This section is from the book "A Manual Of Weeds", by Ada E. Georgia. Also available from Amazon: A Manual Of Weeds.
Native. Perennial. Propagates by seeds. Time of bloom: June to August. Seed-time: August to October. Range: Nova Scotia to Manitoba, southward to Georgia and
Kansas. Habitat: Moist meadows and swamps.
Fig. 146. - Willow-leaved Meadow-sweet (Spircea salicifolia).

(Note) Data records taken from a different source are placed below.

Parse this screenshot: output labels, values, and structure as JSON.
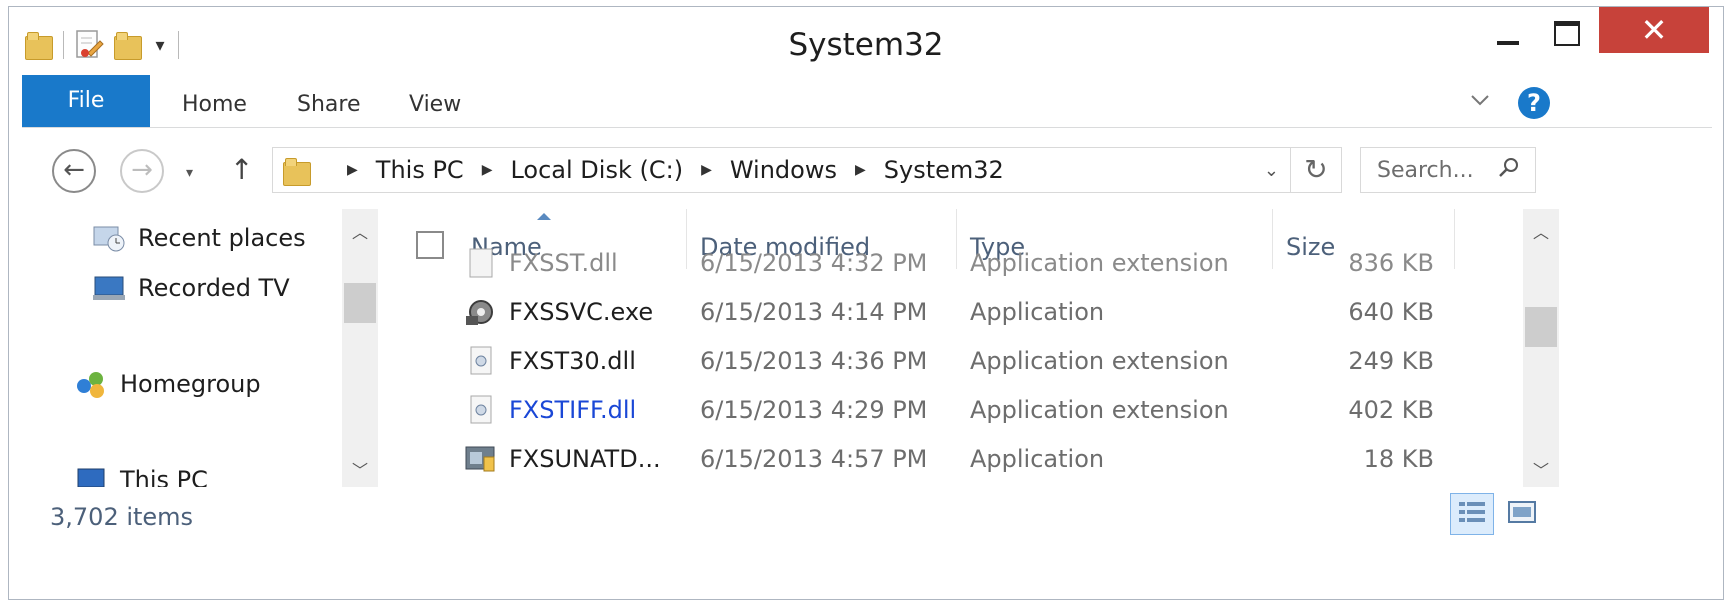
{
  "window": {
    "title": "System32"
  },
  "controls": {
    "close_label": "✕"
  },
  "ribbon": {
    "file_label": "File",
    "tabs": [
      "Home",
      "Share",
      "View"
    ],
    "help_label": "?"
  },
  "nav": {
    "back_label": "←",
    "forward_label": "→",
    "up_label": "↑",
    "recent_label": "▾"
  },
  "address": {
    "crumbs": [
      "This PC",
      "Local Disk (C:)",
      "Windows",
      "System32"
    ],
    "separator": "▶"
  },
  "search": {
    "placeholder": "Search...",
    "icon": "search-icon"
  },
  "navpane": {
    "items": [
      {
        "label": "Recent places",
        "icon": "recent-places-icon"
      },
      {
        "label": "Recorded TV",
        "icon": "recorded-tv-icon"
      },
      {
        "label": "Homegroup",
        "icon": "homegroup-icon"
      },
      {
        "label": "This PC",
        "icon": "this-pc-icon"
      }
    ]
  },
  "columns": {
    "name": "Name",
    "date": "Date modified",
    "type": "Type",
    "size": "Size"
  },
  "files": [
    {
      "name": "FXSST.dll",
      "date": "6/15/2013 4:32 PM",
      "type": "Application extension",
      "size": "836 KB",
      "icon": "dll-icon"
    },
    {
      "name": "FXSSVC.exe",
      "date": "6/15/2013 4:14 PM",
      "type": "Application",
      "size": "640 KB",
      "icon": "fax-service-icon"
    },
    {
      "name": "FXST30.dll",
      "date": "6/15/2013 4:36 PM",
      "type": "Application extension",
      "size": "249 KB",
      "icon": "dll-icon"
    },
    {
      "name": "FXSTIFF.dll",
      "date": "6/15/2013 4:29 PM",
      "type": "Application extension",
      "size": "402 KB",
      "icon": "dll-icon"
    },
    {
      "name": "FXSUNATD...",
      "date": "6/15/2013 4:57 PM",
      "type": "Application",
      "size": "18 KB",
      "icon": "exe-icon"
    }
  ],
  "status": {
    "item_count": "3,702 items"
  },
  "colors": {
    "file_tab": "#1979ca",
    "close_button": "#c7423a",
    "header_text": "#4c607a",
    "link_text": "#1a47d6"
  }
}
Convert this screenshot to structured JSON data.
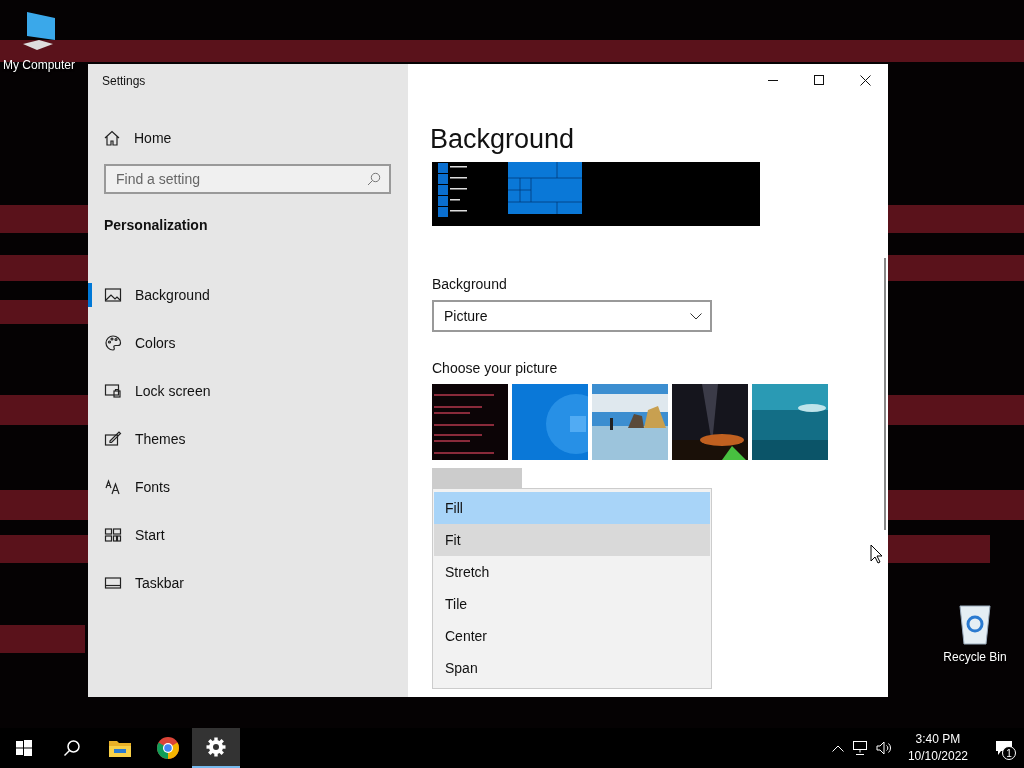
{
  "desktop_icons": [
    {
      "label": "My Computer",
      "kind": "computer"
    },
    {
      "label": "Recycle Bin",
      "kind": "recycle"
    }
  ],
  "window": {
    "title": "Settings"
  },
  "sidebar": {
    "home": "Home",
    "search": {
      "placeholder": "Find a setting"
    },
    "section": "Personalization",
    "items": [
      {
        "label": "Background",
        "kind": "picture",
        "selected": true
      },
      {
        "label": "Colors",
        "kind": "palette",
        "selected": false
      },
      {
        "label": "Lock screen",
        "kind": "lock",
        "selected": false
      },
      {
        "label": "Themes",
        "kind": "themes",
        "selected": false
      },
      {
        "label": "Fonts",
        "kind": "fonts",
        "selected": false
      },
      {
        "label": "Start",
        "kind": "start",
        "selected": false
      },
      {
        "label": "Taskbar",
        "kind": "taskbar",
        "selected": false
      }
    ]
  },
  "content": {
    "title": "Background",
    "background_label": "Background",
    "background_select": {
      "value": "Picture"
    },
    "choose_label": "Choose your picture",
    "fit_menu": {
      "options": [
        {
          "label": "Fill",
          "selected": true,
          "hovered": false
        },
        {
          "label": "Fit",
          "selected": false,
          "hovered": true
        },
        {
          "label": "Stretch",
          "selected": false,
          "hovered": false
        },
        {
          "label": "Tile",
          "selected": false,
          "hovered": false
        },
        {
          "label": "Center",
          "selected": false,
          "hovered": false
        },
        {
          "label": "Span",
          "selected": false,
          "hovered": false
        }
      ]
    }
  },
  "taskbar": {
    "apps": [
      {
        "kind": "start",
        "selected": false
      },
      {
        "kind": "search",
        "selected": false
      },
      {
        "kind": "folder",
        "selected": false
      },
      {
        "kind": "chrome",
        "selected": false
      },
      {
        "kind": "settings",
        "selected": true
      }
    ],
    "time": "3:40 PM",
    "date": "10/10/2022",
    "notification_count": "1"
  }
}
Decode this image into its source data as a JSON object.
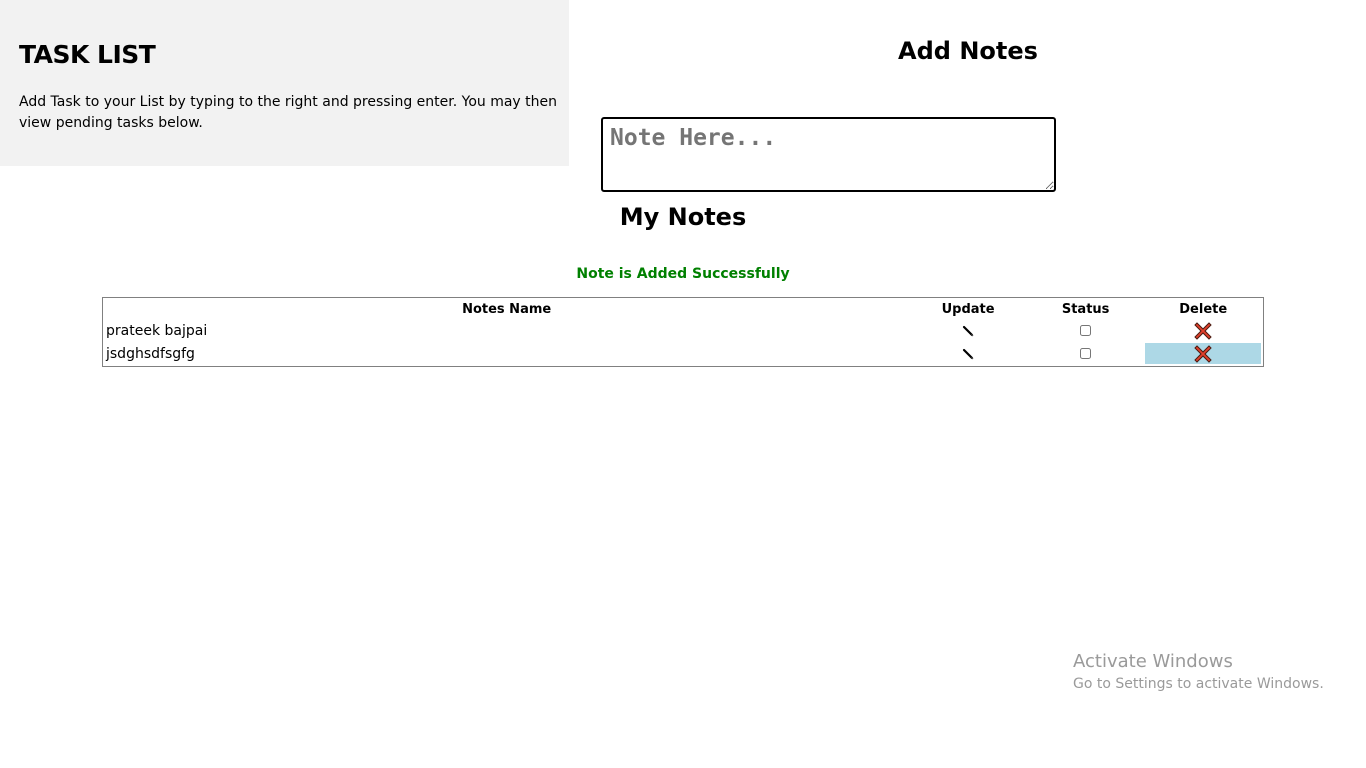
{
  "info": {
    "title": "TASK LIST",
    "description": "Add Task to your List by typing to the right and pressing enter. You may then view pending tasks below."
  },
  "add_notes": {
    "title": "Add Notes",
    "placeholder": "Note Here...",
    "value": ""
  },
  "my_notes": {
    "title": "My Notes",
    "status_message": "Note is Added Successfully",
    "status_color": "#008000",
    "columns": {
      "name": "Notes Name",
      "update": "Update",
      "status": "Status",
      "delete": "Delete"
    },
    "rows": [
      {
        "name": "prateek bajpai",
        "update_icon": "pencil-icon",
        "status_checked": false,
        "delete_icon": "delete-x-icon"
      },
      {
        "name": "jsdghsdfsgfg",
        "update_icon": "pencil-icon",
        "status_checked": false,
        "delete_icon": "delete-x-icon"
      }
    ],
    "highlight_color": "#add8e6"
  },
  "watermark": {
    "title": "Activate Windows",
    "subtitle": "Go to Settings to activate Windows."
  }
}
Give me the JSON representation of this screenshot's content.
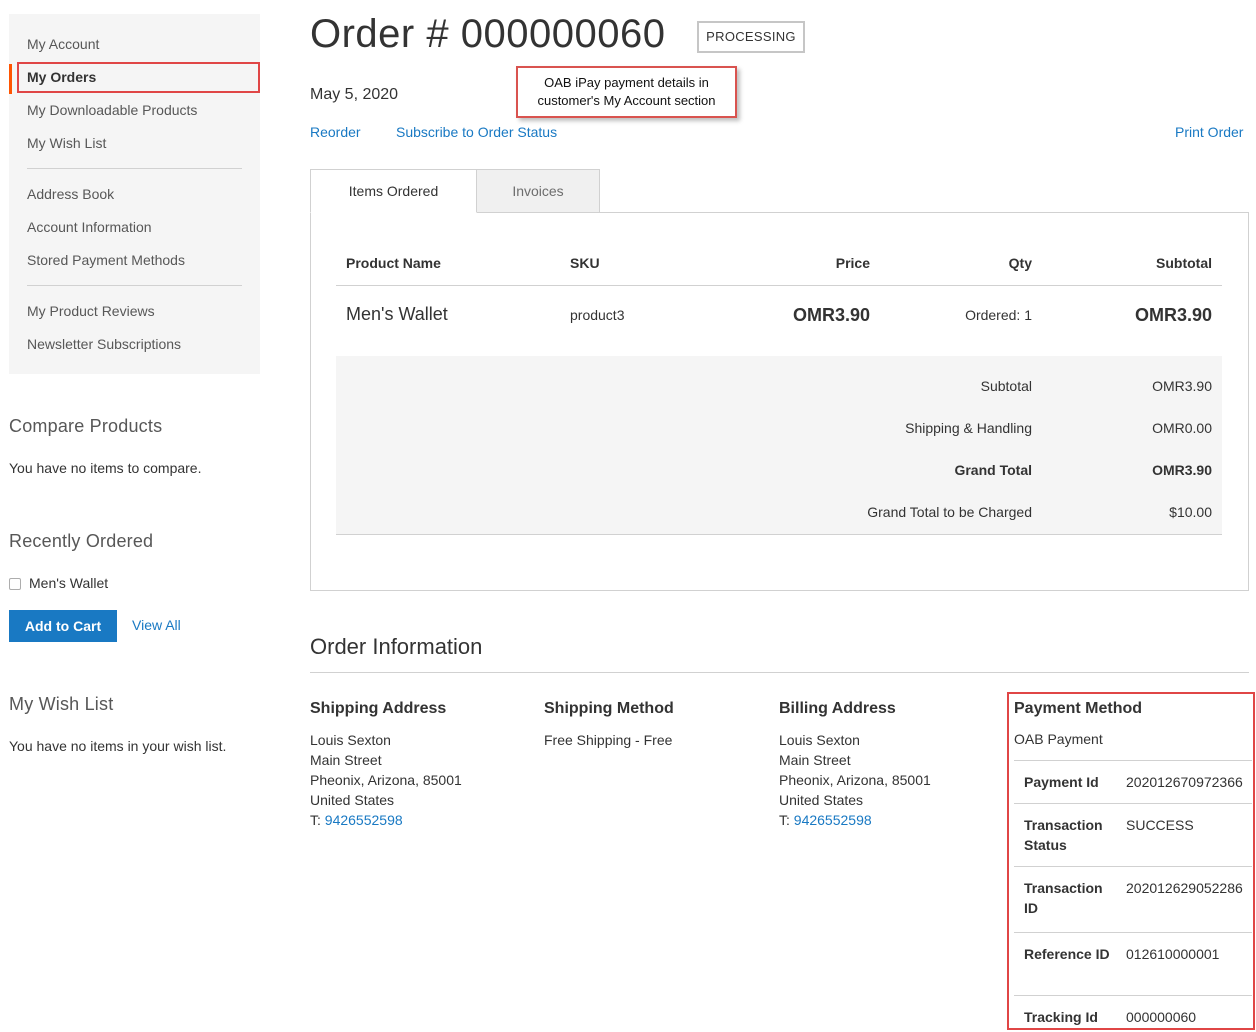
{
  "sidebar": {
    "nav": [
      {
        "label": "My Account"
      },
      {
        "label": "My Orders"
      },
      {
        "label": "My Downloadable Products"
      },
      {
        "label": "My Wish List"
      },
      {
        "label": "Address Book"
      },
      {
        "label": "Account Information"
      },
      {
        "label": "Stored Payment Methods"
      },
      {
        "label": "My Product Reviews"
      },
      {
        "label": "Newsletter Subscriptions"
      }
    ],
    "compare": {
      "title": "Compare Products",
      "empty": "You have no items to compare."
    },
    "recent": {
      "title": "Recently Ordered",
      "item": "Men's Wallet",
      "add_to_cart": "Add to Cart",
      "view_all": "View All"
    },
    "wishlist": {
      "title": "My Wish List",
      "empty": "You have no items in your wish list."
    }
  },
  "order": {
    "title": "Order # 000000060",
    "status": "PROCESSING",
    "date": "May 5, 2020",
    "callout": "OAB iPay payment details in customer's My Account section",
    "actions": {
      "reorder": "Reorder",
      "subscribe": "Subscribe to Order Status",
      "print": "Print Order"
    },
    "tabs": [
      {
        "label": "Items Ordered"
      },
      {
        "label": "Invoices"
      }
    ],
    "table": {
      "headers": {
        "name": "Product Name",
        "sku": "SKU",
        "price": "Price",
        "qty": "Qty",
        "subtotal": "Subtotal"
      },
      "rows": [
        {
          "name": "Men's Wallet",
          "sku": "product3",
          "price": "OMR3.90",
          "qty": "Ordered: 1",
          "subtotal": "OMR3.90"
        }
      ]
    },
    "totals": [
      {
        "label": "Subtotal",
        "value": "OMR3.90"
      },
      {
        "label": "Shipping & Handling",
        "value": "OMR0.00"
      },
      {
        "label": "Grand Total",
        "value": "OMR3.90"
      },
      {
        "label": "Grand Total to be Charged",
        "value": "$10.00"
      }
    ]
  },
  "info": {
    "title": "Order Information",
    "shipping_address": {
      "title": "Shipping Address",
      "name": "Louis Sexton",
      "street": "Main Street",
      "city": "Pheonix, Arizona, 85001",
      "country": "United States",
      "phone_prefix": "T: ",
      "phone": "9426552598"
    },
    "shipping_method": {
      "title": "Shipping Method",
      "value": "Free Shipping - Free"
    },
    "billing_address": {
      "title": "Billing Address",
      "name": "Louis Sexton",
      "street": "Main Street",
      "city": "Pheonix, Arizona, 85001",
      "country": "United States",
      "phone_prefix": "T: ",
      "phone": "9426552598"
    },
    "payment": {
      "title": "Payment Method",
      "method": "OAB Payment",
      "rows": [
        {
          "label": "Payment Id",
          "value": "202012670972366"
        },
        {
          "label": "Transaction Status",
          "value": "SUCCESS"
        },
        {
          "label": "Transaction ID",
          "value": "202012629052286"
        },
        {
          "label": "Reference ID",
          "value": "012610000001"
        },
        {
          "label": "Tracking Id",
          "value": "000000060"
        }
      ]
    }
  }
}
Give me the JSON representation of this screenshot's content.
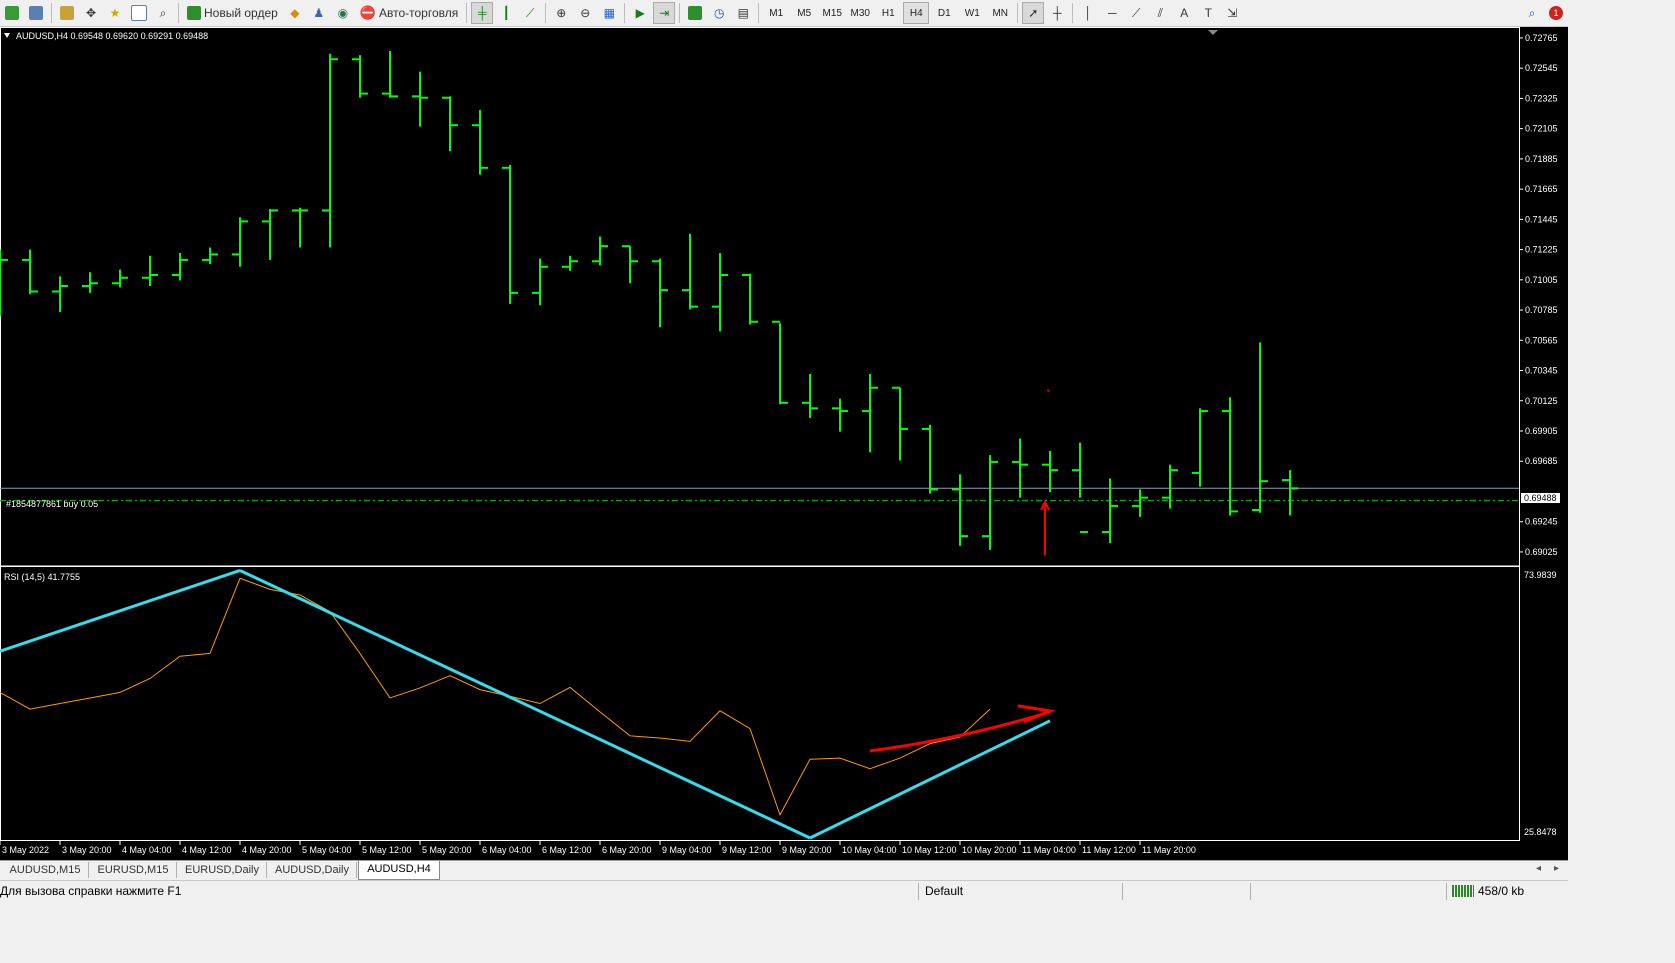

Stems erect, two to four feet tall, woody, so hard and brittle as to nick scythe blades and break mowing knives, the bark red and clothed in rusty wool which readily rubs off. Leaves long ovate, unequally toothed, obtuse at apex, the base rounded or abruptly narrowed to a short petiole, smooth and green above but covered underneath with tawny or whitish wool. Flowers in dense terminal racemes, spire-like, deep rose-pink, sometimes a reddish purple, occasionally white. The roundish, pointed follicles are also woolly, filled with minute, brown seeds. (Fig. 147.)
Means of control the same as for Meadow-sweet.